This isn’t a postmortem, that’s still on the way.
I’m just sharing the one, big lesson that it’s taken me three Ludum Dares to finally get:
Nobody wants to read instructions!
It’s frustrating when somebody doesn’t understand your game because they didn’t read or understand the instructions. However, when you’re rating other people’s games it makes perfect sense; you don’t want to read a wall of text when it’s time to play a game!
Plinko Breeder is the most complicated game I’ve made to date and it’s easy for a player to play through and think they understand the game but really miss key aspects if they didn’t read the instructions.
After reading some of the comments on Plinko Breeder, I’ve finally realized that this isn’t a fault of the player; it’s just not fun to read instructions!
So, I’ve given Plinko Breeder a total overhaul. Now, I try to introduce players to concepts of the game bit-by-bit as they play. For instance, I let the player discover that they can move the chip by starting them off in totally flat level. This is a more fun and more effective (I hope) way of getting the player to teach themselves how to play the game, which seems to be how most players want to learn!
After that, I do rely on text instructions but I convey them in-game now, and break them up into little, digestible chunks.
Before: You can’t control your chip in free-fall, so how many players would even guess that they have some control over this chip, let alone figure the right keys out?
After: There’s no ambiguity; the player’s chip just sits there until the player realizes how to move it. I don’t even say what keys control the chip; the player will figure it out because I’ve made learning to play part of the game instead of an impediment to it.
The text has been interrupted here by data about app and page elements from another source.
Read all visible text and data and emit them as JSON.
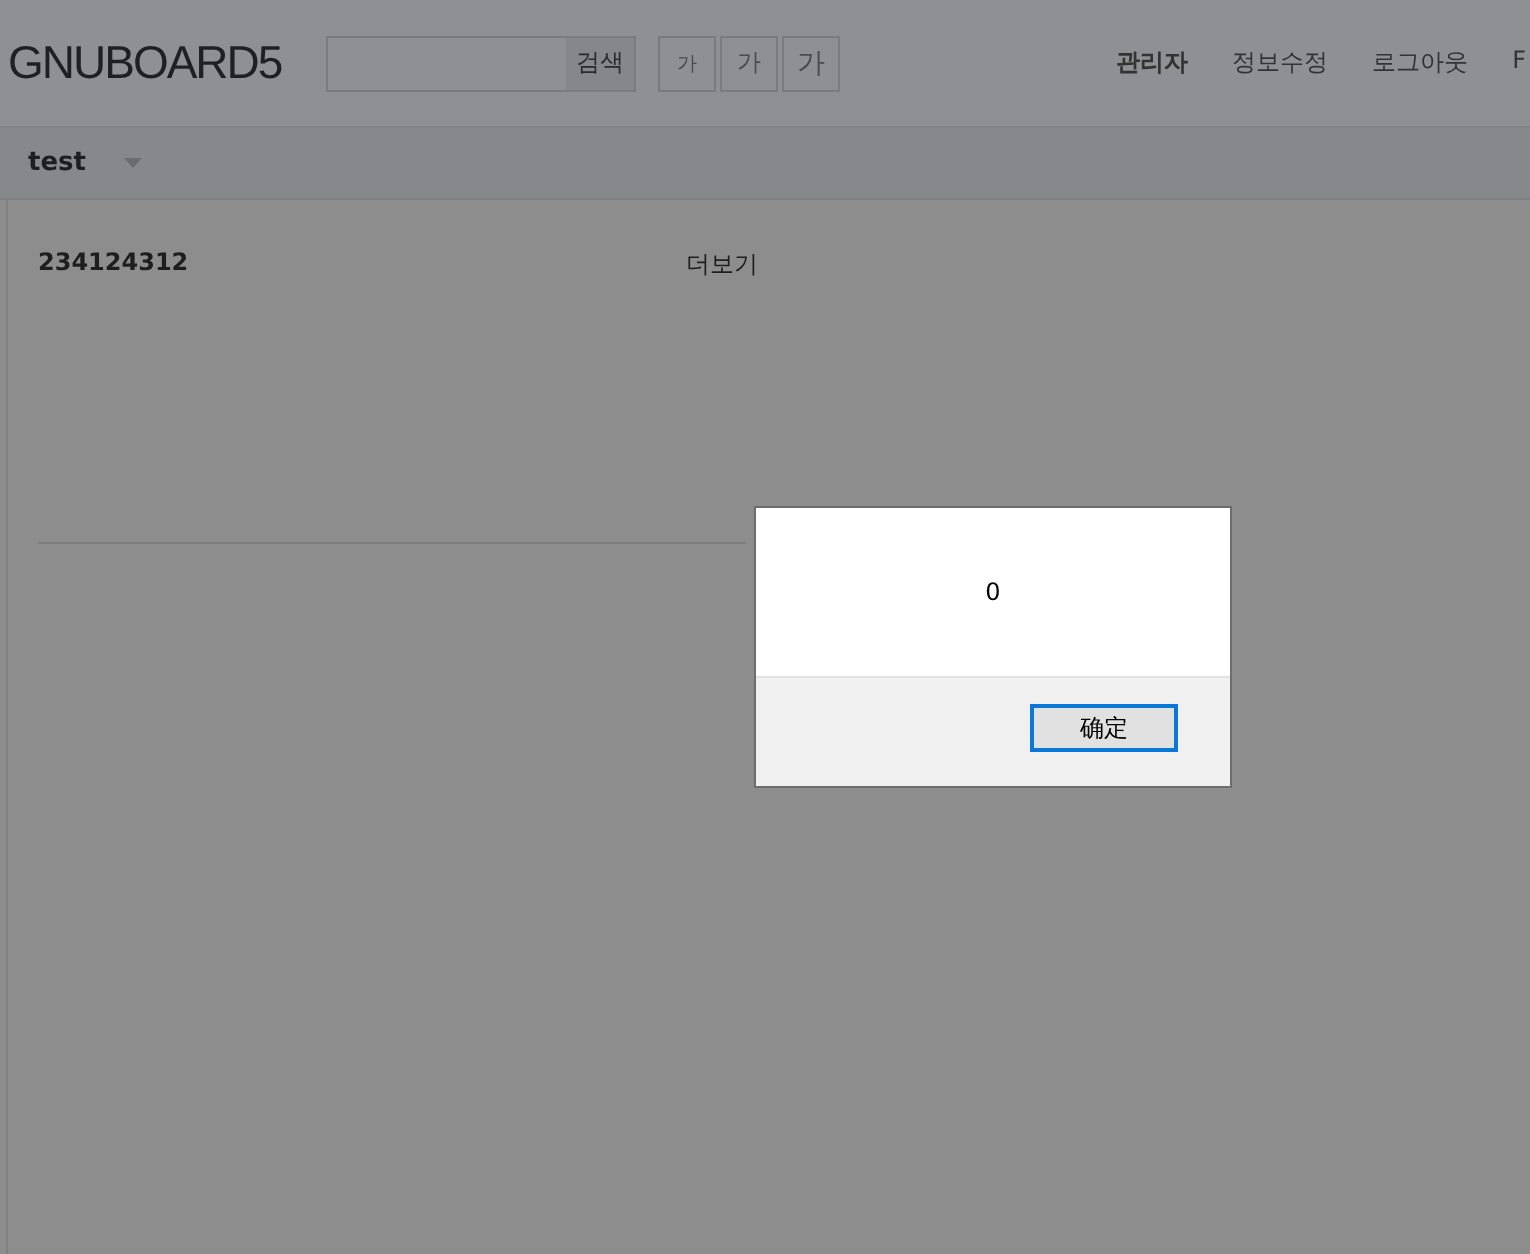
{
  "header": {
    "logo": "GNUBOARD5",
    "search": {
      "button": "검색"
    },
    "font_sizes": [
      "가",
      "가",
      "가"
    ],
    "nav": [
      {
        "label": "관리자",
        "bold": true
      },
      {
        "label": "정보수정",
        "bold": false
      },
      {
        "label": "로그아웃",
        "bold": false
      },
      {
        "label": "F",
        "bold": false
      }
    ]
  },
  "menu": {
    "label": "test"
  },
  "post": {
    "title": "234124312",
    "more": "더보기"
  },
  "dialog": {
    "message": "0",
    "button": "确定"
  }
}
From now on, I’m going to try to force myself to design every game around this rule: “You should be able to pick it up and play.”
Please give the new-and-improved Plinko Breeder a whirl and let me know how it went!